One key to privacy protection is keeping "personally identifiable information" out of the public eye. Recent advances in text analysis, however, have shown that mere content lists (e.g., "full names, SSNs, driver's license numbers") are not enough. By looking at the writing style of a document, it is practical to infer not only identity but also personal traits up to and including medical conditions. This presentation summarizes recent research and discusses the issues of online identification, including privacy and forensic science implications.

Peering into the Machine-Neuroimaging and the Unknown

Jane Campbell Moriarty, Associate Dean for Faculty Scholarship Carol Los Mansmann Chair in Faculty Scholarship, and Professor of Law, Duquesne University School of Law

Neuroscience and neuroimaging evidence are often admitted in both civil and criminal cases, premised on claims of validity, reliability, and accuracy. But is it as certain as it often claims to be? Can judges really be gatekeepers when it comes to neuroimaging machine evidence? This presentation explores some of the more hidden concerns relevant to neuroscience machine evidence, including the problems of sensitivity/specificity, replication, and expertise.

Black Box Investigations

Erin Murphy, Professor, NYU School of Law

This presentation explores procedural questions such as the disclosure and discovery obligations of the government with regard to investigations involving machine evidence generated by third party vendors.
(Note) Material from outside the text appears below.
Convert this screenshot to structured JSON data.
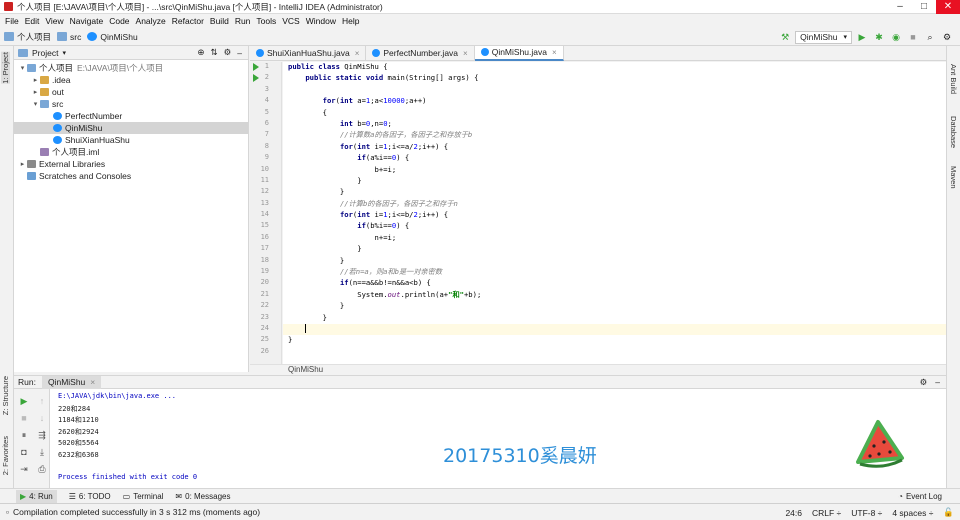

The talk uses the specific example of genetic genealogical investigations (such as the Golden State Killer) to explore the implications of court orders that permit the government to withhold basic investigative information from the defense and the public (such as about the type of DNA testing conducted, the databases searched, and the ensuing investigation).

Coding Suspicion for Drug Interdiction Stops
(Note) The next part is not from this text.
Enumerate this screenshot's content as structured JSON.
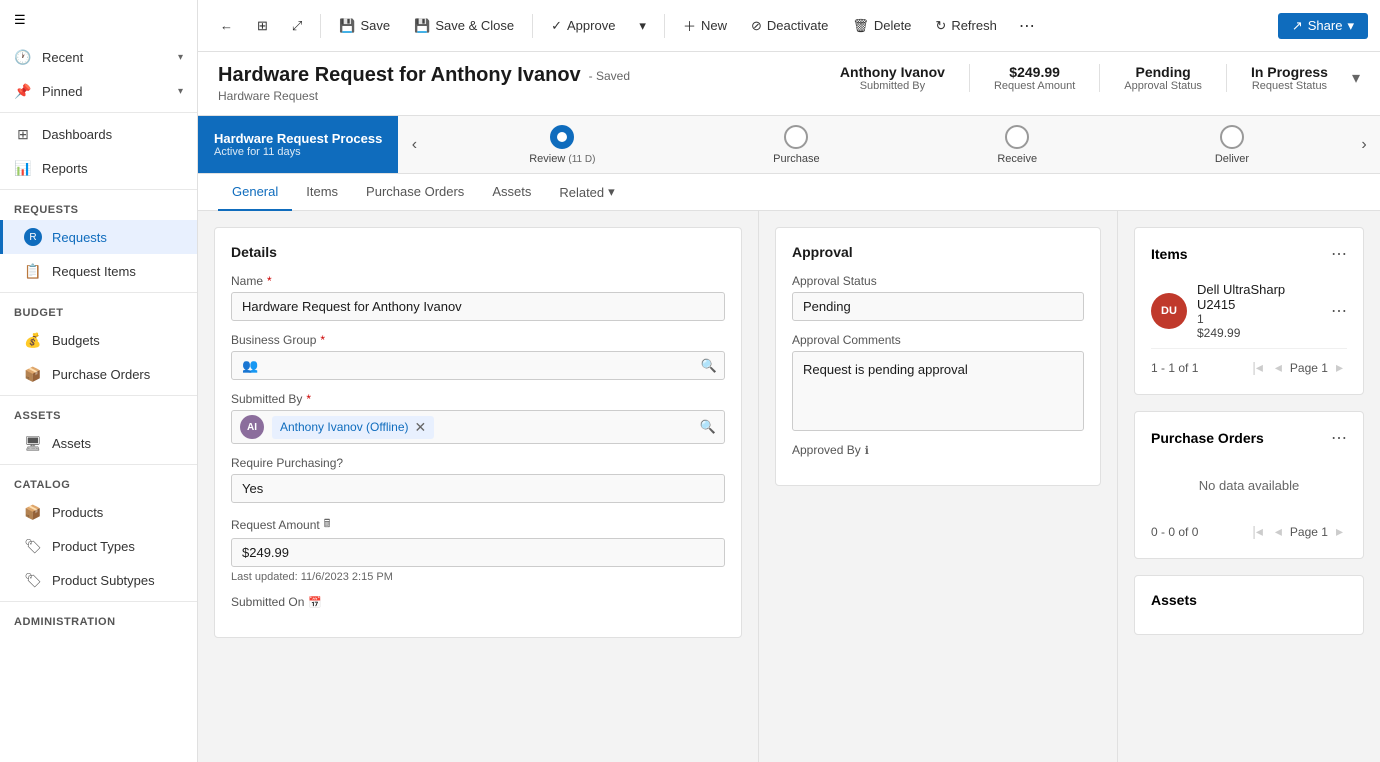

Wesley M. Oliver, Associate Dean for Academic Affairs, Director of the Criminal Justice Program and Professor of Law, Duquesne University School of Law

Every criminal procedure professor will tell you that none of the cases in the book teach students how to meaningfully differentiate facts sufficient for either reasonable suspicion or probable cause from facts that do not cross these thresholds. All legal standards have some ambiguity, but totality-of-the-circumstances tests like reasonable suspicion and probable cause are among the least clear standards known to the law. Humans cannot read all the cases and determine how much weight is to be given each factor, when present with every permutation of other factors, to assess the degree of suspicion present. But the fact that no human could do it does not mean that it is impossible.

As machine learning problems go, this is one of the simpler problems to solve, especially in a limited universe of possible bases of suspicion and a single type of crime suspected. Drug interdiction turns out to be the perfect place to start to build an algorithm to assess suspicion. There are only so many different things an officer can observe in a brief traffic stop to determine whether there is enough to hold the motorist for a drug dog's sniff, or to search the car for drugs. The fear with all algorithms is bias, but the drug interdiction context allows an immediate check not only on the system's accuracy but also its bias.